EXERCISE OBJECTIVE:
Please count the lines in this listing that include the string "Электрослесарь", and give only the number.

INPUT DATA:
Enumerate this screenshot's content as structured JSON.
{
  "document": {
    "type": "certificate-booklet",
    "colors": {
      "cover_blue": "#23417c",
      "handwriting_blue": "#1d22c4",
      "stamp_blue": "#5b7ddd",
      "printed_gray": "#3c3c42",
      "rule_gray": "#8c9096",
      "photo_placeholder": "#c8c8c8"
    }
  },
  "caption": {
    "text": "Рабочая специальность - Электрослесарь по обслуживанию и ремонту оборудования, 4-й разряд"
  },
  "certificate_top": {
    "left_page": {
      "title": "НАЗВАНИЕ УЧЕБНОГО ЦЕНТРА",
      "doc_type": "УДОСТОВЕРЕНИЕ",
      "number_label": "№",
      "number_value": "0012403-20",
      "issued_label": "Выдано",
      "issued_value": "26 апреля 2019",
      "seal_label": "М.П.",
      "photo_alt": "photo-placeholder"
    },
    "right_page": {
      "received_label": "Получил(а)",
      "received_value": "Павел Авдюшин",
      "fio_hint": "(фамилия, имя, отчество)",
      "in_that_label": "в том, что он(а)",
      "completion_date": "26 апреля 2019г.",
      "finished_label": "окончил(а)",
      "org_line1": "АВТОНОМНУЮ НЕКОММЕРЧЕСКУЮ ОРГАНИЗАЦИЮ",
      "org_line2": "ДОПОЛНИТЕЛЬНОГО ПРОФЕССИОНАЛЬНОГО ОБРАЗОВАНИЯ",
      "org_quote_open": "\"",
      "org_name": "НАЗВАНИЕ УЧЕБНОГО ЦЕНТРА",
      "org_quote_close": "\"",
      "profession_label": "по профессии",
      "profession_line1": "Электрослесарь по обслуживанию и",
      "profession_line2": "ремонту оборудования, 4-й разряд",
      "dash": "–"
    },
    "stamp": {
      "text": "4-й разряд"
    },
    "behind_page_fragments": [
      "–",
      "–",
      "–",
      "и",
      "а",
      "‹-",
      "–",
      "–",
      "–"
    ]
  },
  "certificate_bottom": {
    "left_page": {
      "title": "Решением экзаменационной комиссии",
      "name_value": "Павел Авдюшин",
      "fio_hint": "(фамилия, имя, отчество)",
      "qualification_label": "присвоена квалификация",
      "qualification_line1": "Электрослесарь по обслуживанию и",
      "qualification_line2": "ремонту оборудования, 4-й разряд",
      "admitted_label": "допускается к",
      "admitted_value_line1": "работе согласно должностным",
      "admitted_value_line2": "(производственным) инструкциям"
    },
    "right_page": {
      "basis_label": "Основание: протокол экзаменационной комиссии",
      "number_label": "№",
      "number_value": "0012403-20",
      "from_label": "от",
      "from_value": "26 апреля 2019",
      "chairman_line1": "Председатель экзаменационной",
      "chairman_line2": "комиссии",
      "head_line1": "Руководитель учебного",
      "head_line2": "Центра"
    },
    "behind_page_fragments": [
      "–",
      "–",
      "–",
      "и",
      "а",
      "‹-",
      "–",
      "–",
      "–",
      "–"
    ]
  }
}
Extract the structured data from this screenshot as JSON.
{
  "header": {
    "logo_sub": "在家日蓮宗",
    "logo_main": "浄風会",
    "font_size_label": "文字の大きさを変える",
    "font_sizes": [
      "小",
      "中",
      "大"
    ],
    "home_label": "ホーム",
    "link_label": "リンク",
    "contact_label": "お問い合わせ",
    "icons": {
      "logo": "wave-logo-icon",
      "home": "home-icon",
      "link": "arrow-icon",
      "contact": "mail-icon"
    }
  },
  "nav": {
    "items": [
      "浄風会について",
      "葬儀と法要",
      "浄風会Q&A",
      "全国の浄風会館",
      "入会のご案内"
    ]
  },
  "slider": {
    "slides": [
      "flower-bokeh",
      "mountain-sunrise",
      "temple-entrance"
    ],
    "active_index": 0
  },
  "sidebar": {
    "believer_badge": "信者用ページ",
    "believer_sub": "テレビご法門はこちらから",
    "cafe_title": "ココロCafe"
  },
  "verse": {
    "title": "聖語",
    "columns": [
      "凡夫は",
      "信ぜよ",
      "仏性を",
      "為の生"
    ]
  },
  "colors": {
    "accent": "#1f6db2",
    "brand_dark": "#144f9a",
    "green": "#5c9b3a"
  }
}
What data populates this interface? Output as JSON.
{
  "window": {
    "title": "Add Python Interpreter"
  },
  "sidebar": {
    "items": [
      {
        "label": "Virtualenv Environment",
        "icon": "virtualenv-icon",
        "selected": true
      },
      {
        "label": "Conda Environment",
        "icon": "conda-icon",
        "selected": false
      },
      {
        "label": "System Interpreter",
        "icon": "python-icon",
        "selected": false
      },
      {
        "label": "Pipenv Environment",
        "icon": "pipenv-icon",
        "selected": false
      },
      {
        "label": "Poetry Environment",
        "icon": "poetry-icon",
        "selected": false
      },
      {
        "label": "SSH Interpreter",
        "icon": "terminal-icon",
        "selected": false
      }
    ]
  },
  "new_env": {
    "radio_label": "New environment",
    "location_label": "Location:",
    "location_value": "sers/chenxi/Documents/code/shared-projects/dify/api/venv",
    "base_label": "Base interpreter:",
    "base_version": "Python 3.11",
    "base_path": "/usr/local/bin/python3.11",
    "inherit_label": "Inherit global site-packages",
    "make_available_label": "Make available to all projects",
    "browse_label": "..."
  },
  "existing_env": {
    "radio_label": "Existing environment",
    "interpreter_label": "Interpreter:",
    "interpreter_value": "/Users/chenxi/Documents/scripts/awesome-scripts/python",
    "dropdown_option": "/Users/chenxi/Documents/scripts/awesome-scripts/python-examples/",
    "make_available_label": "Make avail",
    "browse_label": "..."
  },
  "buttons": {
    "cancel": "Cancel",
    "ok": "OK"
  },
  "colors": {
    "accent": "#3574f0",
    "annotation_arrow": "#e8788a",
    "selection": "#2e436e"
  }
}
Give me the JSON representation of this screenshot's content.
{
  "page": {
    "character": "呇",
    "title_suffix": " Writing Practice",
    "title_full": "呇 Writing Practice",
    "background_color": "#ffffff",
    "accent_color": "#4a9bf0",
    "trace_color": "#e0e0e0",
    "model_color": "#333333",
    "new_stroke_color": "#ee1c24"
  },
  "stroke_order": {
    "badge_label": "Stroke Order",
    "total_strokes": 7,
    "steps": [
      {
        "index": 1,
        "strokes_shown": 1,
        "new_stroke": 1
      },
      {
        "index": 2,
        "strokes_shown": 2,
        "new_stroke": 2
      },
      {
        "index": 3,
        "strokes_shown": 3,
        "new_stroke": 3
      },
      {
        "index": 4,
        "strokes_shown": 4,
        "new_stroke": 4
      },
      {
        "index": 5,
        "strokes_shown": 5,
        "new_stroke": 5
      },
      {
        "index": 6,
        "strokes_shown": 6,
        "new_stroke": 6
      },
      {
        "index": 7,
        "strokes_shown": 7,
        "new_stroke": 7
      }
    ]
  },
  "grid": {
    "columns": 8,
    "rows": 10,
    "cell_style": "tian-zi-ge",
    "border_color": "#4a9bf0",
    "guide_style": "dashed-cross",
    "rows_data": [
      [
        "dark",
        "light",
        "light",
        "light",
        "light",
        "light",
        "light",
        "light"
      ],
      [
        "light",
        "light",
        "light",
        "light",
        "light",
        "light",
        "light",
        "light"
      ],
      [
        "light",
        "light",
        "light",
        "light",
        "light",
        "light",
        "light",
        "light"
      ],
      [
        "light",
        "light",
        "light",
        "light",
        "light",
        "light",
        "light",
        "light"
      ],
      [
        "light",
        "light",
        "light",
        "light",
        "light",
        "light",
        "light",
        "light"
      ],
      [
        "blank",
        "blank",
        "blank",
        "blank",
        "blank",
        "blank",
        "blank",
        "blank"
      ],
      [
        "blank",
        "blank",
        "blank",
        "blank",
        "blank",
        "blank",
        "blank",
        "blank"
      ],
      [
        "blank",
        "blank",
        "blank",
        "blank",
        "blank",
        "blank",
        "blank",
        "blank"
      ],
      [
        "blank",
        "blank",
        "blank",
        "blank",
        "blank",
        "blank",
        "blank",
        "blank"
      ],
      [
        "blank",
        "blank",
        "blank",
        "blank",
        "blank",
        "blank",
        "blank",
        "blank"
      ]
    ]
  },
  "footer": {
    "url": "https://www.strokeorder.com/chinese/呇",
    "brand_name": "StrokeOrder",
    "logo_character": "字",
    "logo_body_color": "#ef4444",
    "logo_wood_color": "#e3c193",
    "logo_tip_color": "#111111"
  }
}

EXERCISE RESULT:
3